▶ _HOW TO COMPLETE THIS TASK_:
Leave out the pictures and retype everything else in the records below exactly.

▶ _DATA SECTION_:

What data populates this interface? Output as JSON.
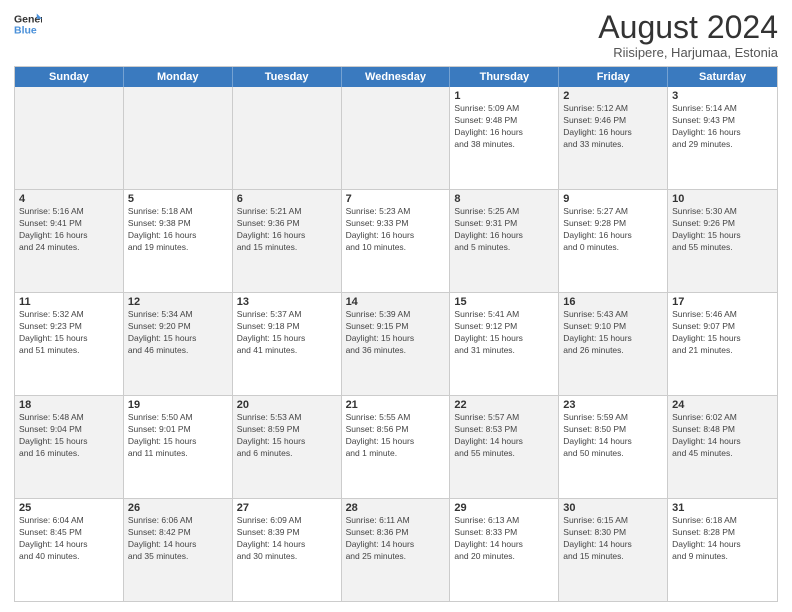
{
  "logo": {
    "line1": "General",
    "line2": "Blue"
  },
  "title": "August 2024",
  "subtitle": "Riisipere, Harjumaa, Estonia",
  "header_days": [
    "Sunday",
    "Monday",
    "Tuesday",
    "Wednesday",
    "Thursday",
    "Friday",
    "Saturday"
  ],
  "rows": [
    [
      {
        "day": "",
        "info": "",
        "shade": true
      },
      {
        "day": "",
        "info": "",
        "shade": true
      },
      {
        "day": "",
        "info": "",
        "shade": true
      },
      {
        "day": "",
        "info": "",
        "shade": true
      },
      {
        "day": "1",
        "info": "Sunrise: 5:09 AM\nSunset: 9:48 PM\nDaylight: 16 hours\nand 38 minutes."
      },
      {
        "day": "2",
        "info": "Sunrise: 5:12 AM\nSunset: 9:46 PM\nDaylight: 16 hours\nand 33 minutes.",
        "shade": true
      },
      {
        "day": "3",
        "info": "Sunrise: 5:14 AM\nSunset: 9:43 PM\nDaylight: 16 hours\nand 29 minutes."
      }
    ],
    [
      {
        "day": "4",
        "info": "Sunrise: 5:16 AM\nSunset: 9:41 PM\nDaylight: 16 hours\nand 24 minutes.",
        "shade": true
      },
      {
        "day": "5",
        "info": "Sunrise: 5:18 AM\nSunset: 9:38 PM\nDaylight: 16 hours\nand 19 minutes."
      },
      {
        "day": "6",
        "info": "Sunrise: 5:21 AM\nSunset: 9:36 PM\nDaylight: 16 hours\nand 15 minutes.",
        "shade": true
      },
      {
        "day": "7",
        "info": "Sunrise: 5:23 AM\nSunset: 9:33 PM\nDaylight: 16 hours\nand 10 minutes."
      },
      {
        "day": "8",
        "info": "Sunrise: 5:25 AM\nSunset: 9:31 PM\nDaylight: 16 hours\nand 5 minutes.",
        "shade": true
      },
      {
        "day": "9",
        "info": "Sunrise: 5:27 AM\nSunset: 9:28 PM\nDaylight: 16 hours\nand 0 minutes."
      },
      {
        "day": "10",
        "info": "Sunrise: 5:30 AM\nSunset: 9:26 PM\nDaylight: 15 hours\nand 55 minutes.",
        "shade": true
      }
    ],
    [
      {
        "day": "11",
        "info": "Sunrise: 5:32 AM\nSunset: 9:23 PM\nDaylight: 15 hours\nand 51 minutes."
      },
      {
        "day": "12",
        "info": "Sunrise: 5:34 AM\nSunset: 9:20 PM\nDaylight: 15 hours\nand 46 minutes.",
        "shade": true
      },
      {
        "day": "13",
        "info": "Sunrise: 5:37 AM\nSunset: 9:18 PM\nDaylight: 15 hours\nand 41 minutes."
      },
      {
        "day": "14",
        "info": "Sunrise: 5:39 AM\nSunset: 9:15 PM\nDaylight: 15 hours\nand 36 minutes.",
        "shade": true
      },
      {
        "day": "15",
        "info": "Sunrise: 5:41 AM\nSunset: 9:12 PM\nDaylight: 15 hours\nand 31 minutes."
      },
      {
        "day": "16",
        "info": "Sunrise: 5:43 AM\nSunset: 9:10 PM\nDaylight: 15 hours\nand 26 minutes.",
        "shade": true
      },
      {
        "day": "17",
        "info": "Sunrise: 5:46 AM\nSunset: 9:07 PM\nDaylight: 15 hours\nand 21 minutes."
      }
    ],
    [
      {
        "day": "18",
        "info": "Sunrise: 5:48 AM\nSunset: 9:04 PM\nDaylight: 15 hours\nand 16 minutes.",
        "shade": true
      },
      {
        "day": "19",
        "info": "Sunrise: 5:50 AM\nSunset: 9:01 PM\nDaylight: 15 hours\nand 11 minutes."
      },
      {
        "day": "20",
        "info": "Sunrise: 5:53 AM\nSunset: 8:59 PM\nDaylight: 15 hours\nand 6 minutes.",
        "shade": true
      },
      {
        "day": "21",
        "info": "Sunrise: 5:55 AM\nSunset: 8:56 PM\nDaylight: 15 hours\nand 1 minute."
      },
      {
        "day": "22",
        "info": "Sunrise: 5:57 AM\nSunset: 8:53 PM\nDaylight: 14 hours\nand 55 minutes.",
        "shade": true
      },
      {
        "day": "23",
        "info": "Sunrise: 5:59 AM\nSunset: 8:50 PM\nDaylight: 14 hours\nand 50 minutes."
      },
      {
        "day": "24",
        "info": "Sunrise: 6:02 AM\nSunset: 8:48 PM\nDaylight: 14 hours\nand 45 minutes.",
        "shade": true
      }
    ],
    [
      {
        "day": "25",
        "info": "Sunrise: 6:04 AM\nSunset: 8:45 PM\nDaylight: 14 hours\nand 40 minutes."
      },
      {
        "day": "26",
        "info": "Sunrise: 6:06 AM\nSunset: 8:42 PM\nDaylight: 14 hours\nand 35 minutes.",
        "shade": true
      },
      {
        "day": "27",
        "info": "Sunrise: 6:09 AM\nSunset: 8:39 PM\nDaylight: 14 hours\nand 30 minutes."
      },
      {
        "day": "28",
        "info": "Sunrise: 6:11 AM\nSunset: 8:36 PM\nDaylight: 14 hours\nand 25 minutes.",
        "shade": true
      },
      {
        "day": "29",
        "info": "Sunrise: 6:13 AM\nSunset: 8:33 PM\nDaylight: 14 hours\nand 20 minutes."
      },
      {
        "day": "30",
        "info": "Sunrise: 6:15 AM\nSunset: 8:30 PM\nDaylight: 14 hours\nand 15 minutes.",
        "shade": true
      },
      {
        "day": "31",
        "info": "Sunrise: 6:18 AM\nSunset: 8:28 PM\nDaylight: 14 hours\nand 9 minutes."
      }
    ]
  ]
}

▶ _EXERCISE OUTPUT_:
What data populates this interface? Output as JSON.
{
  "logo": {
    "line1": "General",
    "line2": "Blue"
  },
  "title": "August 2024",
  "subtitle": "Riisipere, Harjumaa, Estonia",
  "header_days": [
    "Sunday",
    "Monday",
    "Tuesday",
    "Wednesday",
    "Thursday",
    "Friday",
    "Saturday"
  ],
  "rows": [
    [
      {
        "day": "",
        "info": "",
        "shade": true
      },
      {
        "day": "",
        "info": "",
        "shade": true
      },
      {
        "day": "",
        "info": "",
        "shade": true
      },
      {
        "day": "",
        "info": "",
        "shade": true
      },
      {
        "day": "1",
        "info": "Sunrise: 5:09 AM\nSunset: 9:48 PM\nDaylight: 16 hours\nand 38 minutes."
      },
      {
        "day": "2",
        "info": "Sunrise: 5:12 AM\nSunset: 9:46 PM\nDaylight: 16 hours\nand 33 minutes.",
        "shade": true
      },
      {
        "day": "3",
        "info": "Sunrise: 5:14 AM\nSunset: 9:43 PM\nDaylight: 16 hours\nand 29 minutes."
      }
    ],
    [
      {
        "day": "4",
        "info": "Sunrise: 5:16 AM\nSunset: 9:41 PM\nDaylight: 16 hours\nand 24 minutes.",
        "shade": true
      },
      {
        "day": "5",
        "info": "Sunrise: 5:18 AM\nSunset: 9:38 PM\nDaylight: 16 hours\nand 19 minutes."
      },
      {
        "day": "6",
        "info": "Sunrise: 5:21 AM\nSunset: 9:36 PM\nDaylight: 16 hours\nand 15 minutes.",
        "shade": true
      },
      {
        "day": "7",
        "info": "Sunrise: 5:23 AM\nSunset: 9:33 PM\nDaylight: 16 hours\nand 10 minutes."
      },
      {
        "day": "8",
        "info": "Sunrise: 5:25 AM\nSunset: 9:31 PM\nDaylight: 16 hours\nand 5 minutes.",
        "shade": true
      },
      {
        "day": "9",
        "info": "Sunrise: 5:27 AM\nSunset: 9:28 PM\nDaylight: 16 hours\nand 0 minutes."
      },
      {
        "day": "10",
        "info": "Sunrise: 5:30 AM\nSunset: 9:26 PM\nDaylight: 15 hours\nand 55 minutes.",
        "shade": true
      }
    ],
    [
      {
        "day": "11",
        "info": "Sunrise: 5:32 AM\nSunset: 9:23 PM\nDaylight: 15 hours\nand 51 minutes."
      },
      {
        "day": "12",
        "info": "Sunrise: 5:34 AM\nSunset: 9:20 PM\nDaylight: 15 hours\nand 46 minutes.",
        "shade": true
      },
      {
        "day": "13",
        "info": "Sunrise: 5:37 AM\nSunset: 9:18 PM\nDaylight: 15 hours\nand 41 minutes."
      },
      {
        "day": "14",
        "info": "Sunrise: 5:39 AM\nSunset: 9:15 PM\nDaylight: 15 hours\nand 36 minutes.",
        "shade": true
      },
      {
        "day": "15",
        "info": "Sunrise: 5:41 AM\nSunset: 9:12 PM\nDaylight: 15 hours\nand 31 minutes."
      },
      {
        "day": "16",
        "info": "Sunrise: 5:43 AM\nSunset: 9:10 PM\nDaylight: 15 hours\nand 26 minutes.",
        "shade": true
      },
      {
        "day": "17",
        "info": "Sunrise: 5:46 AM\nSunset: 9:07 PM\nDaylight: 15 hours\nand 21 minutes."
      }
    ],
    [
      {
        "day": "18",
        "info": "Sunrise: 5:48 AM\nSunset: 9:04 PM\nDaylight: 15 hours\nand 16 minutes.",
        "shade": true
      },
      {
        "day": "19",
        "info": "Sunrise: 5:50 AM\nSunset: 9:01 PM\nDaylight: 15 hours\nand 11 minutes."
      },
      {
        "day": "20",
        "info": "Sunrise: 5:53 AM\nSunset: 8:59 PM\nDaylight: 15 hours\nand 6 minutes.",
        "shade": true
      },
      {
        "day": "21",
        "info": "Sunrise: 5:55 AM\nSunset: 8:56 PM\nDaylight: 15 hours\nand 1 minute."
      },
      {
        "day": "22",
        "info": "Sunrise: 5:57 AM\nSunset: 8:53 PM\nDaylight: 14 hours\nand 55 minutes.",
        "shade": true
      },
      {
        "day": "23",
        "info": "Sunrise: 5:59 AM\nSunset: 8:50 PM\nDaylight: 14 hours\nand 50 minutes."
      },
      {
        "day": "24",
        "info": "Sunrise: 6:02 AM\nSunset: 8:48 PM\nDaylight: 14 hours\nand 45 minutes.",
        "shade": true
      }
    ],
    [
      {
        "day": "25",
        "info": "Sunrise: 6:04 AM\nSunset: 8:45 PM\nDaylight: 14 hours\nand 40 minutes."
      },
      {
        "day": "26",
        "info": "Sunrise: 6:06 AM\nSunset: 8:42 PM\nDaylight: 14 hours\nand 35 minutes.",
        "shade": true
      },
      {
        "day": "27",
        "info": "Sunrise: 6:09 AM\nSunset: 8:39 PM\nDaylight: 14 hours\nand 30 minutes."
      },
      {
        "day": "28",
        "info": "Sunrise: 6:11 AM\nSunset: 8:36 PM\nDaylight: 14 hours\nand 25 minutes.",
        "shade": true
      },
      {
        "day": "29",
        "info": "Sunrise: 6:13 AM\nSunset: 8:33 PM\nDaylight: 14 hours\nand 20 minutes."
      },
      {
        "day": "30",
        "info": "Sunrise: 6:15 AM\nSunset: 8:30 PM\nDaylight: 14 hours\nand 15 minutes.",
        "shade": true
      },
      {
        "day": "31",
        "info": "Sunrise: 6:18 AM\nSunset: 8:28 PM\nDaylight: 14 hours\nand 9 minutes."
      }
    ]
  ]
}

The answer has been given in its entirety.